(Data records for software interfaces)

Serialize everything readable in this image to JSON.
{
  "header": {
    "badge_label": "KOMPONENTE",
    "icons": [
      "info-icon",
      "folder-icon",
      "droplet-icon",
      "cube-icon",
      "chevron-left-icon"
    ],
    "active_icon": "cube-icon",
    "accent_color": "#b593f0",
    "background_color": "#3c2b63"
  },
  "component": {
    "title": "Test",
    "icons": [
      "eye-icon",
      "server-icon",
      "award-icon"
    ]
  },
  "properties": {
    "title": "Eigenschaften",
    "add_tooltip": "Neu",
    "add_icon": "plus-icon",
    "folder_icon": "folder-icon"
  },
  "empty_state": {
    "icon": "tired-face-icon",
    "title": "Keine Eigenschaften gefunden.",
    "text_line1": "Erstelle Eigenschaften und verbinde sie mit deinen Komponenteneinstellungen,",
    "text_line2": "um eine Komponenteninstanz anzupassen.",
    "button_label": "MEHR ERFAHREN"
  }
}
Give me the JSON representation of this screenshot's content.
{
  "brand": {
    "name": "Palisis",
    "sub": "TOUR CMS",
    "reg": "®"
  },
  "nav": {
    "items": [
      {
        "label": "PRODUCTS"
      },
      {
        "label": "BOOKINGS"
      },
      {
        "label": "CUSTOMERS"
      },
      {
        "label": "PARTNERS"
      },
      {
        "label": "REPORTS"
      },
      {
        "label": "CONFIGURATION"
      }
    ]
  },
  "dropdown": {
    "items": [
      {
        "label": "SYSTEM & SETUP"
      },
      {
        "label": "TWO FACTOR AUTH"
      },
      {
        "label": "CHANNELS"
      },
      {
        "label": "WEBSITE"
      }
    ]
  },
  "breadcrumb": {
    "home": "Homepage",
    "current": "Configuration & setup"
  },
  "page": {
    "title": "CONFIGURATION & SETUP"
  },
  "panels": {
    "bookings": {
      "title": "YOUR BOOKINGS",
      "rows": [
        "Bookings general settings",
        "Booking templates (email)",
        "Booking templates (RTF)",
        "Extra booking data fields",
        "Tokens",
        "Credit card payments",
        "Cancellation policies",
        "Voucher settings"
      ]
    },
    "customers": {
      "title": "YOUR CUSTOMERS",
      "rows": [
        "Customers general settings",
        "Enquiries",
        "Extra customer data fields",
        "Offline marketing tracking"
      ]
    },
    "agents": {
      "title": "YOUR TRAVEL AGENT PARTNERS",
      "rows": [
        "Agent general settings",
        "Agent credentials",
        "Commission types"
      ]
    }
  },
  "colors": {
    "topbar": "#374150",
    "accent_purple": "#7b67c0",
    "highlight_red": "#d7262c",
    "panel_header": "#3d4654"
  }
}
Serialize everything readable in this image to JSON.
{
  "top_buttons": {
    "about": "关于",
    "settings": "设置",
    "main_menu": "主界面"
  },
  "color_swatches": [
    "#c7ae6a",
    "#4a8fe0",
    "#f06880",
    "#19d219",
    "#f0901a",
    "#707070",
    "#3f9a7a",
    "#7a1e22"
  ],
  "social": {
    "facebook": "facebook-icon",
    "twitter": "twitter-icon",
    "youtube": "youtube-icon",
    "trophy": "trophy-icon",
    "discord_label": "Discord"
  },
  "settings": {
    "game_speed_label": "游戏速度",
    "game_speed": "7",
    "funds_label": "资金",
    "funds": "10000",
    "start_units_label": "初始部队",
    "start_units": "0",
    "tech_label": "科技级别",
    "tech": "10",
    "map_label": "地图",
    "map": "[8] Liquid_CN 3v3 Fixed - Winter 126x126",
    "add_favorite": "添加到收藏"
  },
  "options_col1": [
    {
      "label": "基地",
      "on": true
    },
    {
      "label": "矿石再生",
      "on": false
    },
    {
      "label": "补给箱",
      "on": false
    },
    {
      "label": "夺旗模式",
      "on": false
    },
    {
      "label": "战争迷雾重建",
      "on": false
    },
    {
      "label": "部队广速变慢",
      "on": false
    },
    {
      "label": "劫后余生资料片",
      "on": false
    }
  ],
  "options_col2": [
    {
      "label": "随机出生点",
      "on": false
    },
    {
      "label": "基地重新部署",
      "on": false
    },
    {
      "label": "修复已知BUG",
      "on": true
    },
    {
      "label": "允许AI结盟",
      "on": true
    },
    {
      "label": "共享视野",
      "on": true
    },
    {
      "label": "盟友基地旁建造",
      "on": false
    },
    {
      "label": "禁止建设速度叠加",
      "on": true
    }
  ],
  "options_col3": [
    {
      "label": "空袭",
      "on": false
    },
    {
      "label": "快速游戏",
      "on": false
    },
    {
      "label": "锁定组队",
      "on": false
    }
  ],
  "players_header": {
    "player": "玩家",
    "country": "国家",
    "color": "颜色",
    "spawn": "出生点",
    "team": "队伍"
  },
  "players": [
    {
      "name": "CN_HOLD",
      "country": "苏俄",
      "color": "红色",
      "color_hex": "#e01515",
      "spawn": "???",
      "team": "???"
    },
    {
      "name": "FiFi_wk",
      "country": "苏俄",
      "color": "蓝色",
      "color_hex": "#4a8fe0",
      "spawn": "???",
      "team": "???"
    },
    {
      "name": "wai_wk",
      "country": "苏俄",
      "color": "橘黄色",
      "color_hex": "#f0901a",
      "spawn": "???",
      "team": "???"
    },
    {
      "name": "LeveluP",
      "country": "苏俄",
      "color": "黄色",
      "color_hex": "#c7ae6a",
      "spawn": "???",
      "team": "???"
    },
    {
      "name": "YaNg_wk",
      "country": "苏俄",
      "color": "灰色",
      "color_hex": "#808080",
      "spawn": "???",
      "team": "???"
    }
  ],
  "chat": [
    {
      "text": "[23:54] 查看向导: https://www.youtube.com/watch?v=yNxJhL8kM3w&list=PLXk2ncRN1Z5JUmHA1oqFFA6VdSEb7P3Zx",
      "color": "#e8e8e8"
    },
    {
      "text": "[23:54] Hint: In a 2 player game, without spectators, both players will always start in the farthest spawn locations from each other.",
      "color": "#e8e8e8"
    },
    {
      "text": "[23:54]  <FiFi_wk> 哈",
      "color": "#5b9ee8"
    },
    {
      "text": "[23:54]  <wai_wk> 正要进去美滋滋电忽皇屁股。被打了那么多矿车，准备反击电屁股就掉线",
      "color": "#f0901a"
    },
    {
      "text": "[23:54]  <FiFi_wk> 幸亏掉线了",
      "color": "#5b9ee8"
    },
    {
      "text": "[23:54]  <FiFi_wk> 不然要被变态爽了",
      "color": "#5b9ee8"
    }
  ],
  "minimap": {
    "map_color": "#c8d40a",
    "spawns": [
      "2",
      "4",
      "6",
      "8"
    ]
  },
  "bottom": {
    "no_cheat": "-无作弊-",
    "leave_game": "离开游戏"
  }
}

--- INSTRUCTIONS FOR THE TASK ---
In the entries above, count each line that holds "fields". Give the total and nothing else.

--- SOLUTION TO THIS PROBLEM ---
2